(Beginning of Records for this exercise)

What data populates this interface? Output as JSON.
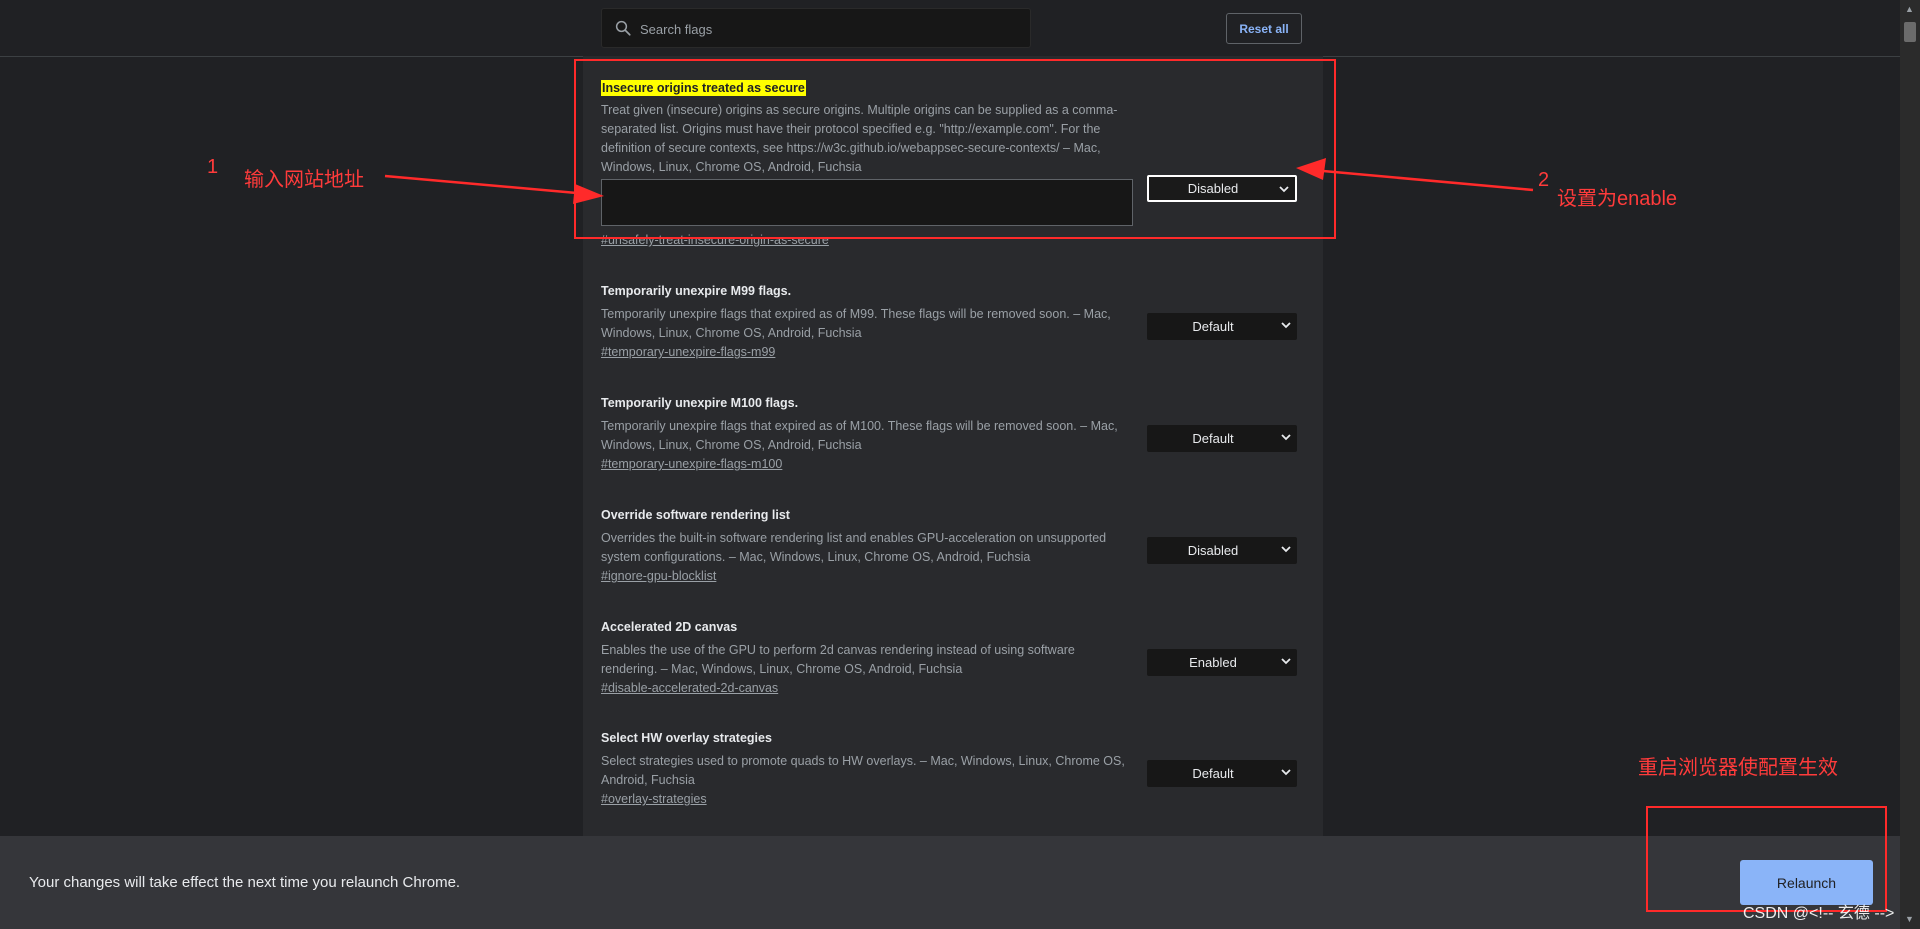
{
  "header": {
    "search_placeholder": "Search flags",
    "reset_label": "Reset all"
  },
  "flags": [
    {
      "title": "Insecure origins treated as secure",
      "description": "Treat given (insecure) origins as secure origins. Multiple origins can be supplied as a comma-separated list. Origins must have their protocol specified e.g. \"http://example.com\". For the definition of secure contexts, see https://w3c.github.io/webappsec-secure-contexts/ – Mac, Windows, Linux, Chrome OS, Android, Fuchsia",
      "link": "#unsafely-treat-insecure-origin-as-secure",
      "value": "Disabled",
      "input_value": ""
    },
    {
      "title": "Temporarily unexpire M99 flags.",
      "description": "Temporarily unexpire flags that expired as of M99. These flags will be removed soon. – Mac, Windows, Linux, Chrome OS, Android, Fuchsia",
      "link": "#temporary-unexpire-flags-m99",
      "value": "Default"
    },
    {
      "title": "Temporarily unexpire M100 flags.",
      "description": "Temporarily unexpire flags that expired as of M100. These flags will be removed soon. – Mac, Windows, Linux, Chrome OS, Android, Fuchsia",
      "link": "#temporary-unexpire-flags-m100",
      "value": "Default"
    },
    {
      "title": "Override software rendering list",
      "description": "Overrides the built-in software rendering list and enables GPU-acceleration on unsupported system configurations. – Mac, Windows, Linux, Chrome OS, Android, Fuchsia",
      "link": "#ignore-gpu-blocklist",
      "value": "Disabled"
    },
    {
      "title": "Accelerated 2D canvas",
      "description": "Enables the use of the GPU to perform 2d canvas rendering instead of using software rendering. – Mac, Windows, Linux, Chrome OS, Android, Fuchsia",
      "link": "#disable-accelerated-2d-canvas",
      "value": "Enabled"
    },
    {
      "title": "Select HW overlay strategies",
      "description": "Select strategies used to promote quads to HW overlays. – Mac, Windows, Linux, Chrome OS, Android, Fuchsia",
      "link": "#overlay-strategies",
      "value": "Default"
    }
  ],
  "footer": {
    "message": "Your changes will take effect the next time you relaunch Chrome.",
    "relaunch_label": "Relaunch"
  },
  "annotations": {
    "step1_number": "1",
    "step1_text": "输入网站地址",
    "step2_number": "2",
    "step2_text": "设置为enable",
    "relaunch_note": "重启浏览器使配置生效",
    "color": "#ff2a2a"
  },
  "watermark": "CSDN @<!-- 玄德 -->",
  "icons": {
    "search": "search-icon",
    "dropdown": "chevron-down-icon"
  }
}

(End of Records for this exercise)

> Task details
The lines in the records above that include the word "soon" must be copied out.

> Exercise solution
      "description": "Temporarily unexpire flags that expired as of M99. These flags will be removed soon. – Mac, Windows, Linux, Chrome OS, Android, Fuchsia",
      "description": "Temporarily unexpire flags that expired as of M100. These flags will be removed soon. – Mac, Windows, Linux, Chrome OS, Android, Fuchsia",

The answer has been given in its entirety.